    The prisoner is a lad of seventeen or eighteen years of age. According to the statements of the two first-named witnesses, boys of thirteen, he had been seen committing the alleged offence. There were, however, contradictions in their evidence upon material points of collateral testimony. For manifest reasons we can give no detail of the case. Thomas Hockham stated that a day before the preliminary hearing at the police court, prisoner asked him whether or not he should plead guilty to the charge, to which he (witness) replied that if he did plead guilty he would get into it. In cross-examination, the witness admitted that he had been before the court for drunkenness, stealing and obscene language. Her also admitted at a previous Circuit Court he had given evidence of an alleged confession made to him by a prisoner, who was acquitted. When the prisoner was served by O’Sullivan with the summons in the case, he said that he had seen the first two witnesses on the day named in the indictment, in the paddock they had described, and that he had a mare there, but that when he saw them, he was not near the mare, but going after some cows. There was some evidence of a quarrel having taken place between Henry Hockham and the prisoner, who was said to have beaten Hockham. Mr Windeyer proposed to put in a certificate of good character, signed by a number of magistrates and others in the district of Dungog.

    After some conversation the document was admitted.  His Honor said he thought such testimony should be appended to the depositions.

    Mr Windeyer addressed the jury for the defence. He suggested that the contradictions in the evidence of the principal witnesses were so grave as to deprive it of any value. Incidentally, he argued that the publication by means of trial, of the beastly and offensive details of such a case, was cause of more injury to society than the offences themselves; and he expressed a wish to see the crime removed from the category of capital offences, and made liable to a lower punishment than death. Some reliance was placed upon the evidence as to a quarrel between one of the witnesses and the prisoner, in order to suggest that the charge was trumped up by this witness and the boy Hoare, in order to punish prisoner for the assault.

His Honor summed up. He described it as a perplexing case, in which the jury had to decide in which direction the balance should tend. They must give the prisoner the benefit of any reasonable doubt which the character of the evidence might create in their minds. He then reviewed the evidence. He did not think the case justified Mr Windeyer’s assumption as to the motives which had prompted the two boys to concoct so disgusting a story. He put the case to the jury as one which rested upon the credibility of the two boys.

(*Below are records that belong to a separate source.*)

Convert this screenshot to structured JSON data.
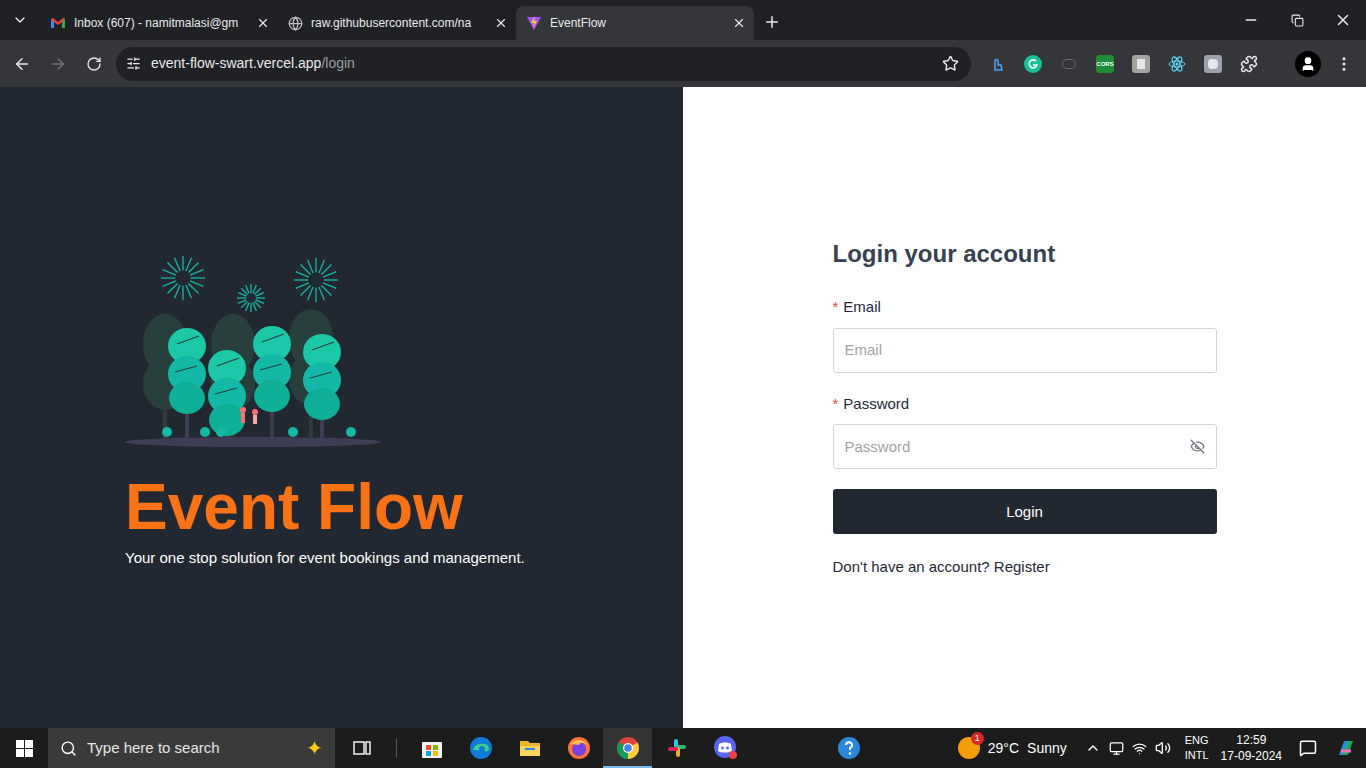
{
  "browser": {
    "tabs": [
      {
        "label": "Inbox (607) - namitmalasi@gm",
        "favicon": "gmail",
        "selected": false
      },
      {
        "label": "raw.githubusercontent.com/na",
        "favicon": "globe",
        "selected": false
      },
      {
        "label": "EventFlow",
        "favicon": "vite",
        "selected": true
      }
    ],
    "address": {
      "host": "event-flow-swart.vercel.app",
      "path": "/login"
    },
    "bookmarked": false,
    "extensions": [
      {
        "kind": "touch",
        "label": ""
      },
      {
        "kind": "grammarly",
        "label": ""
      },
      {
        "kind": "pill",
        "label": ""
      },
      {
        "kind": "badge",
        "label": "CORS"
      },
      {
        "kind": "square",
        "label": ""
      },
      {
        "kind": "react",
        "label": ""
      },
      {
        "kind": "tile",
        "label": ""
      },
      {
        "kind": "puzzle",
        "label": ""
      }
    ]
  },
  "brand": {
    "title": "Event Flow",
    "tagline": "Your one stop solution for event bookings and management."
  },
  "form": {
    "title": "Login your account",
    "required_mark": "*",
    "fields": [
      {
        "label": "Email",
        "placeholder": "Email",
        "required": true,
        "kind": "text"
      },
      {
        "label": "Password",
        "placeholder": "Password",
        "required": true,
        "kind": "password"
      }
    ],
    "button": "Login",
    "prompt": "Don't have an account?",
    "link": "Register"
  },
  "taskbar": {
    "search": {
      "placeholder": "Type here to search"
    },
    "apps": [
      {
        "kind": "taskview",
        "running": false,
        "active": false
      },
      {
        "kind": "store",
        "running": false,
        "active": false
      },
      {
        "kind": "edge",
        "running": false,
        "active": false
      },
      {
        "kind": "explorer",
        "running": false,
        "active": false
      },
      {
        "kind": "firefox",
        "running": false,
        "active": false
      },
      {
        "kind": "chrome",
        "running": true,
        "active": true
      },
      {
        "kind": "slack",
        "running": false,
        "active": false
      },
      {
        "kind": "discord",
        "running": false,
        "active": false
      },
      {
        "kind": "help",
        "running": false,
        "active": false
      }
    ],
    "weather": {
      "badge": "1",
      "temp": "29°C",
      "condition": "Sunny"
    },
    "language": {
      "lang": "ENG",
      "layout": "INTL"
    },
    "clock": {
      "time": "12:59",
      "date": "17-09-2024"
    }
  }
}
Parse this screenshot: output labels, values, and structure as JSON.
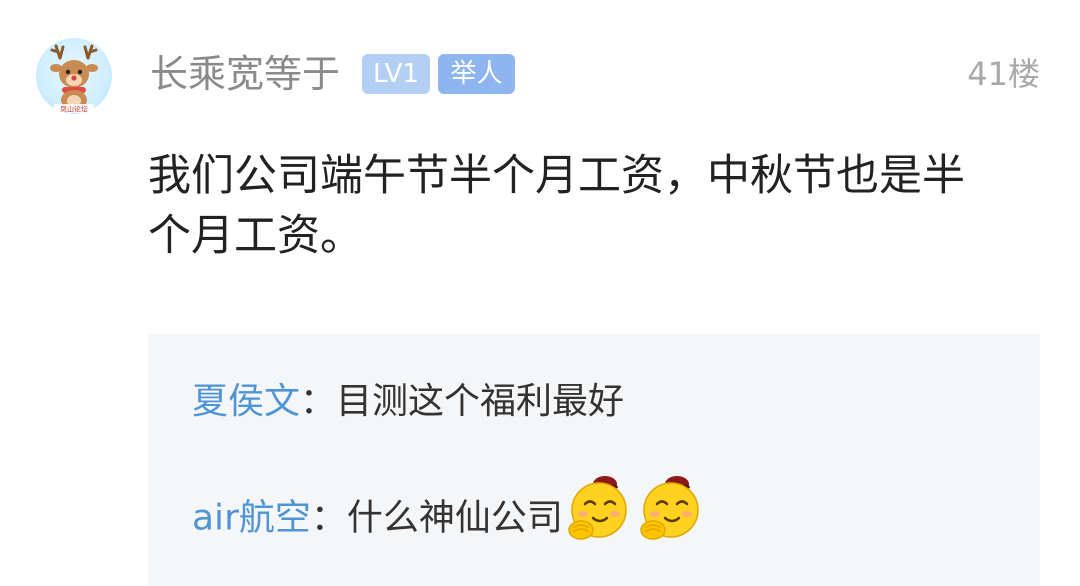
{
  "post": {
    "username": "长乘宽等于",
    "level_badge": "LV1",
    "role_badge": "举人",
    "floor": "41楼",
    "content": "我们公司端午节半个月工资，中秋节也是半个月工资。",
    "avatar_caption": "凤山论坛"
  },
  "replies": [
    {
      "author": "夏侯文",
      "separator": "：",
      "text": "目测这个福利最好",
      "emojis": []
    },
    {
      "author": "air航空",
      "separator": "：",
      "text": "什么神仙公司",
      "emojis": [
        "bowing-smiley-icon",
        "bowing-smiley-icon"
      ]
    }
  ],
  "colors": {
    "username": "#8a8a8a",
    "level_badge": "#b3cff3",
    "role_badge": "#8fb5ef",
    "reply_author": "#4f95d6",
    "reply_background": "#f5f6f8"
  }
}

    The jury retired at a quarter to three o’clock. They returned in a quarter of an hour with a verdict of not guilty. The prisoner was discharged. His Honor said a few words, remarking upon the value of a good character: in this case, the prisoner had been indebted to the good character he had earned.


1  The Maitland Mercury and Hunter River General Advertiser, Tue 19 Oct 1875, p. 3. Emphasis added.